Yesterday the President Sit of for Trentown and on Wednesday the 9th of this Month I go; I could have wisht to have seen you here first but knowing the vacancy will not commence untill after I Sit out, I despair of it. William regreeted that he was obliged to go without Seeing you, but a Sudden call of the President to Trentown to consult with Ministers, &C obliged him to leave home early than...
I had the pleasure of seeing mr Peabody here, yesterday mor’g he got here the night before, but it was late, and I was gone to Bed, tho’ I had exceeded my usual Hour before the President arrived. he brought William with him. I think I do not feel my last Summers Sickness in any way, so sensible, as by being languid, and wanting my rest at a particular Hour. If I vary much, I lose my Sleep— I...
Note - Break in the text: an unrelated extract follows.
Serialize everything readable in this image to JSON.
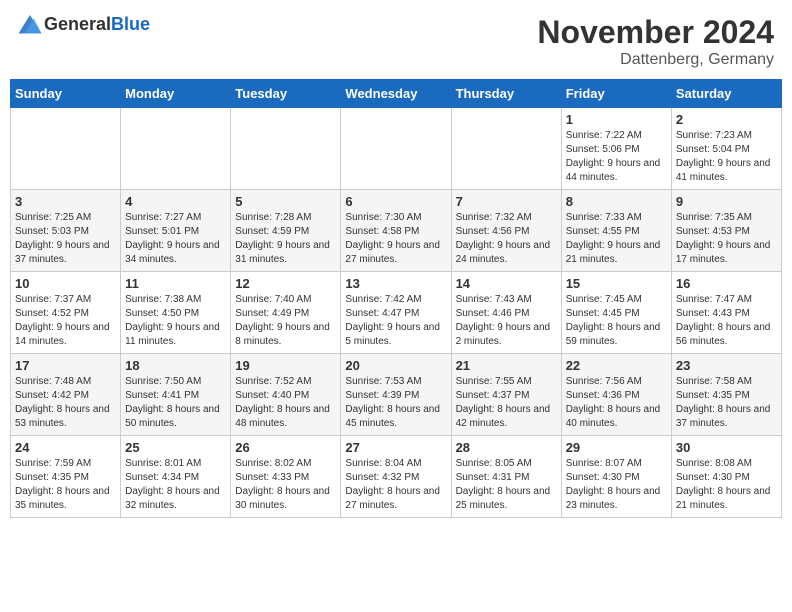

I am much mortified and dissapointed that I cannot have the pleasure which I anticipated of visiting you with the Children on their Return to Atkinson, I was threatned last week with a return of the complaint under which I labourd last Summer; but I was in hopes it would go of, and that a Ride would Serve me but I have not found it So. my things were all put up yesterday to sit out, but I am...
I received your kind Letter of March 17th after I had written the inclosed. I know that I have been long indebted to you for a Letter, but I have felt ever since I was Sick, as tho I could not write, only when necessitated to. Man is born to trouble as the sparks flie upwards, we daily experience this truth; both your public and domestic occurrencies; and every one knows their own bitterness...
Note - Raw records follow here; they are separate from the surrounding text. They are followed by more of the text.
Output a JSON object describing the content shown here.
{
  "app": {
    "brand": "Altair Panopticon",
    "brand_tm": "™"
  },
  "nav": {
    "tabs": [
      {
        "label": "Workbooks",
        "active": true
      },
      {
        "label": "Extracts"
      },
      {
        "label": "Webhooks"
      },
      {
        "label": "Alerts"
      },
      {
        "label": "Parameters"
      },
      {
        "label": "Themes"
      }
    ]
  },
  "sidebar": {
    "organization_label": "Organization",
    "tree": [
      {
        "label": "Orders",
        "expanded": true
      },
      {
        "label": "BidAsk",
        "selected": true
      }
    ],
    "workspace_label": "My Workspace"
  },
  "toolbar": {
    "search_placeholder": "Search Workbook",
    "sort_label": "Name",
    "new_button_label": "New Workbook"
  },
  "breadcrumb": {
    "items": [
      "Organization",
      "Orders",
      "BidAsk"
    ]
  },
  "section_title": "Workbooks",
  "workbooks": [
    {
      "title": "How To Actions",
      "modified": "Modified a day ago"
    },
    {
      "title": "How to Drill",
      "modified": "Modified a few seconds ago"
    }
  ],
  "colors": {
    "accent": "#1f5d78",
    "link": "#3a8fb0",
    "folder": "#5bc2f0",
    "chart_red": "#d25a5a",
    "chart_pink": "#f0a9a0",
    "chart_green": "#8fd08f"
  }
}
This Letter will be deliverd to you by your son whom you will find improved in his Health, greatly I think—the weather has been so very bad and the Roads almost impassiable since his return, so that it has not been practicable to make you an earlier visit. I have been very anxious for your dear little Girl, whom I have frequently heard an unfavourable account of, but miss Palmers last Letter...
I have not written to you for a long time. it was my intention to have written by miss Palmer, but she went away a week earlier than she proposed when I saw her. She could however tell you that I was in better Health than when you left me. I have recoverd my Rest, and with it my Strength and Spirits have returnd in a great measure. I sent Richard Dexter to Philadelphia tho I have not yet had...
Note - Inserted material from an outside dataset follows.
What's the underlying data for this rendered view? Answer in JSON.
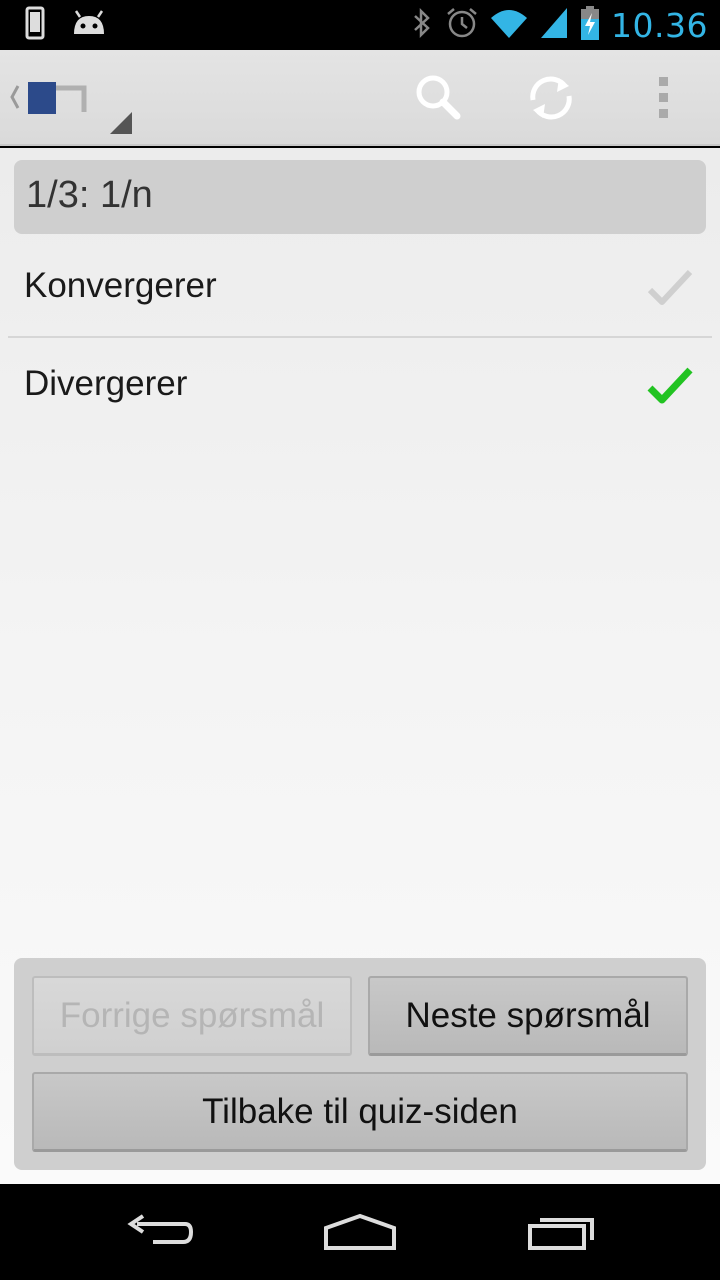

I received your Letter of June 21. on the 29th. The extreem heat of the last week so totally unfitted me for every exertion that I could neither Eat, Sleep Read write or do any thing but labour to Breathe. I took the earliest opportunity to consult Dr Rush upon my dear Neices case, What is past, cannot be remidied, His opinion, as to her case is that Bleading would have been the first...
I received last week your very excellent Letter. Whatever you write is always precious to me. Know No one better knows how to touch every feeling of the humane Heart. I can allow for your long Silence, tho I wish it were not imposed upon you, by your numerous cares, and unavoidable avocations. the anxiety which you feel for the Health of a Beloved child, whom I pray God to restore to Health,...
I received your very excellent Letter they are all of which are very previous to me. I know your avocations & your necessary anxiety on account of the deranged Health of my dear Neice, Whom I pray God to restore. I know your feeling are sufficiently alive. I will not add to them by any observations of mine . my Heart sympathizes with you, let that suffice, we will look to the Ruler of the...
Judge Blodget is here again, and offers to take Letters to you. he says he call’d and that you was not at home, nor my dear Cousin Betsy for whose Health I feel not a little anxious. how is she? has She a fever? has she a cough? Would not a journey serve her? has she been bled? I hear from you but Seldom. you would write oftner if you was a little more careless. I mean if you did not attend So...